As the year comes to a close, we took the opportunity to ask Steven May, President and CEO of LP Innovations, Inc., about what he learned in 2011 as well as what loss prevention and retail professionals can do to succeed in 2012.
How did you see retailers respond to the issues involving the economy?
Steven May: “Like many loss prevention/security businesses that serve the retail industry, I found 2011 to be at times both frustratingly quiet and, showing the promise of opportunity. I think many retailers held their breath in 2011 waiting for the economy to show clear signs of either getting better or worse.

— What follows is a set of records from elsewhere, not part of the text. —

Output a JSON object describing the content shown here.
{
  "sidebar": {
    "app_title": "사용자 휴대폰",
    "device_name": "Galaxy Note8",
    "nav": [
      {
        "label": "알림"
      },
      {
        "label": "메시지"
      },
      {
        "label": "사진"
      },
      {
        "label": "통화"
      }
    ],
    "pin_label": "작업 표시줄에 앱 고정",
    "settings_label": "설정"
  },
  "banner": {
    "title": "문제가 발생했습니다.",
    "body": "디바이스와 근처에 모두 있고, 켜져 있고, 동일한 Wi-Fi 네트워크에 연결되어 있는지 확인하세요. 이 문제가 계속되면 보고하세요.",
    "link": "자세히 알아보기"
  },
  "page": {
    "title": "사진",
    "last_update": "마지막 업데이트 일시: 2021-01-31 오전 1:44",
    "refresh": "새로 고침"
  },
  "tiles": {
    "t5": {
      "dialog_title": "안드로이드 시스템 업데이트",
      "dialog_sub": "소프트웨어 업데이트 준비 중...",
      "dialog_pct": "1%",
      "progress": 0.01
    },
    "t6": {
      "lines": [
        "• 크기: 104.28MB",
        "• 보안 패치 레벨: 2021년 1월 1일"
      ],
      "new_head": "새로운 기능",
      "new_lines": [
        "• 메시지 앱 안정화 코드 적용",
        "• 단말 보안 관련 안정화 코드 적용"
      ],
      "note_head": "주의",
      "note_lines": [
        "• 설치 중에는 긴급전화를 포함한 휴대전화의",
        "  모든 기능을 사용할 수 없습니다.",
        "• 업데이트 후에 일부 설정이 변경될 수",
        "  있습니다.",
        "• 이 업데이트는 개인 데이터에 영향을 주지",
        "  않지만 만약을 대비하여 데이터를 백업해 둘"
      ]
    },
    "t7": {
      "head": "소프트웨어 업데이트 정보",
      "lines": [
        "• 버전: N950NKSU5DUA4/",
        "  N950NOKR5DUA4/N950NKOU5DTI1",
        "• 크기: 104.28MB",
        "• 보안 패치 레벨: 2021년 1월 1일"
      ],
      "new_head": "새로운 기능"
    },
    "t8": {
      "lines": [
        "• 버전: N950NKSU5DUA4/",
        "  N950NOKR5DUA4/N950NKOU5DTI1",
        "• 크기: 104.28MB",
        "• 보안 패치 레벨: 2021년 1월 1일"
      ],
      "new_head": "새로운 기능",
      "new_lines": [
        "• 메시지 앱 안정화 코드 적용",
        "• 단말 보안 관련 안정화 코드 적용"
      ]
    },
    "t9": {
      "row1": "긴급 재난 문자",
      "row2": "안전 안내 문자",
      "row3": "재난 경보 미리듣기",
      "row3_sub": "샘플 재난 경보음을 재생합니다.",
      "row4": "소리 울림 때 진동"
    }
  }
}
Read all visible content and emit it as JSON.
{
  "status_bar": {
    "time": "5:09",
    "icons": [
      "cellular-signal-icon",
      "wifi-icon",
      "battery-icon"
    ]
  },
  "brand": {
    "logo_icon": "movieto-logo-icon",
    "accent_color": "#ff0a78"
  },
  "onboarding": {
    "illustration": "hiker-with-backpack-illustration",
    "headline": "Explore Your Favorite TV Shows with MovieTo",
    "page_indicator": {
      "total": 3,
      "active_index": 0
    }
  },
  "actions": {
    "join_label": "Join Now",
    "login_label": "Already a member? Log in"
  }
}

Unfortunately, clarity in which way the economy was going to turn was sorely lacking. For every bright spot in a particular retail sector, we often found corresponding bad news from another sector. This uncertainty in the economy, along with political and social challenges, had many retailers sitting on the sidelines grinding it out. Many were trying to preserve as much cash as possible in case the economy turned for the worse.”
How did the economy and retailer response affect the loss prevention function?
Steven May: “The posture taken by the retail industry certainly had implications for the loss prevention budget that appeared to be constrained or even in some instances reduced. A common theme, I heard by many Directors of LP this year, was meeting the challenge of doing the same (or more) with less in 2011. However, I did see in certain instances spending on loss prevention increase, but it seemed to be with retailers with very specific characteristics.
Retailers that had made a significant investment in technology over the past decade had access to a wealth of data to help them make better fact based decisions. The Loss Prevention Director who used this data and applied comprehensive analytics was able to define empirical models with credible ROIs, driving down losses and improving their company earnings.”
What do you think will change or shape the retail industry in 2012?
Steven May: “I have read a number of recent articles by well known retail pundits and prognosticators suggesting that the retail industry should hold onto to their collective hats because 2012 will be a year of “change”; especially in the area of technology. The cost of technology over the past decade has become affordable for almost all retailers and has resulted in the collection of vast amounts of data. This tremendous growth in data will provide significant opportunities for those retailers who have the high level analytical skills to turn the data into actionable strategic initiatives.
Experts state social media and mobile applications are a couple of technologies that have been adopted by some retailers, while some remain challenged with how to integrate technology into their customer experience, promotional activities and POS functionality. Who ultimately comes up with the best use of these technologies and the corresponding data will greatly determine who will be winners in 2012.”
What do you think will not change in 2012?
Steven May: “What will not change in 2012 is the fickle consumer; still very unsure of future, continuing unemployment concerns, political and social conflicts, and a sluggish economy. What this means for the retailer is probably conservative budgets with an emphasis on applying resources to capture the fickle consumer with multidimensional outreach efforts like social media and mobile applications.”
How can a loss prevention leader play a larger role in their company over the next year?
Steven May: “For the loss prevention leader, 2012 can present a real opportunity to become a vital part of their company’s success or failure. Like the overall challenge facing retailers in turning data into actionable decisions, the loss prevention practitioner will require developed, advanced analytical skill sets to be successful and mine data from investments such as EBR/POS, Inventory, CCTV, EAS, Alarm, Merchandising, Audit, Incident Reporting and Remote Video Monitoring Systems.
The challenge for most loss prevention professionals will be on how to identify the sources of advanced analytical skills and how to apply them for the greatest return on investment. The results, however, will provide loss prevention with not only a clear strategic vision on how to reduce loss, but has the potential to benefit top line revenue.”
We are interested in your thoughts? Drop us a comment and let us know what you learned in 2011 and what you believe retailers and loss prevention professionals can expect in 2012.